June 11, 2019
Article I, Section 2, of the U.S. Constitution requires that every ten years an “actual Enumeration” — or a full count of the residents in our country — be undertaken. As James Madison stated in Federalist No. 58, the census was required in large part to determine representation of the states to the House of Representatives. The decennial census has occurred every ten years since 1790, regardless of economic condition, wars, or other challenges this nation faced.
The census relies heavily on self-reporting — a process where individuals are asked to complete and return a questionnaire. For those who do not self-report, the government uses enumerators who go to an individual’s residence in order to complete the census questionnaire, or the government uses less reliable counts by proxy. Previous census counts relied entirely on enumerators going door-to-door, like the 1940 census.

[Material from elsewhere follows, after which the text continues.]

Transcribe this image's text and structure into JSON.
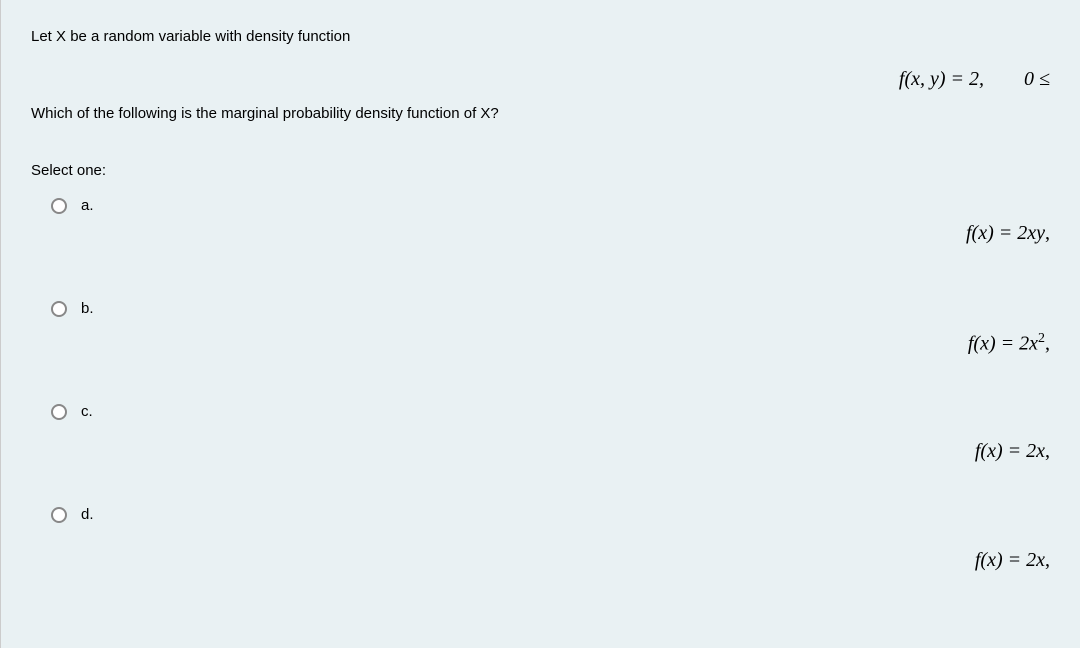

Throughout the history of the nation, each census has encountered challenges in counting every resident. For example, after the nation’s first census, both George Washington and Thomas Jefferson expressed doubts that there was a complete and accurate count. As George Washington lamented:
Returns of the Census have already been made from several of the States and a tolerably just estimate has been formed now in others, by which it appears that we shall hardly reach four millions; but one thing is certain: our real numbers will exceed, greatly, the official returns of them; because the religious scruples of some would not allow them to give in their lists; the fear of others that it was intended as the foundation of a tax induced them to conceal or diminish theirs; and thro’ the indolence of the people and the negligence of many of the Officers, numbers are omitted.
Ever since Washington wrote those words, there have been other examples of inaccurate counts, particularly of historically undercounts of minorities and children. While the census has become more accurate over time with improved social science, there are persistent issues reaching hard-to-count communities, many of which have higher percentages of minorities, foreign-born residents, children under five, renters, homeless, and low-income individuals. The result is chronic undercounting of key socioeconomic groups. While there is no formal definition of hard-to-count communities by the census, the City University of New York’s (CUNY) Mapping Service at the Center for Urban Research defines it as a community (or census tract) with a self-response rate of less than 73 percent. For the purposes of this report, we adopt CUNY’s definition as a baseline and further refine it in more detailed analysis.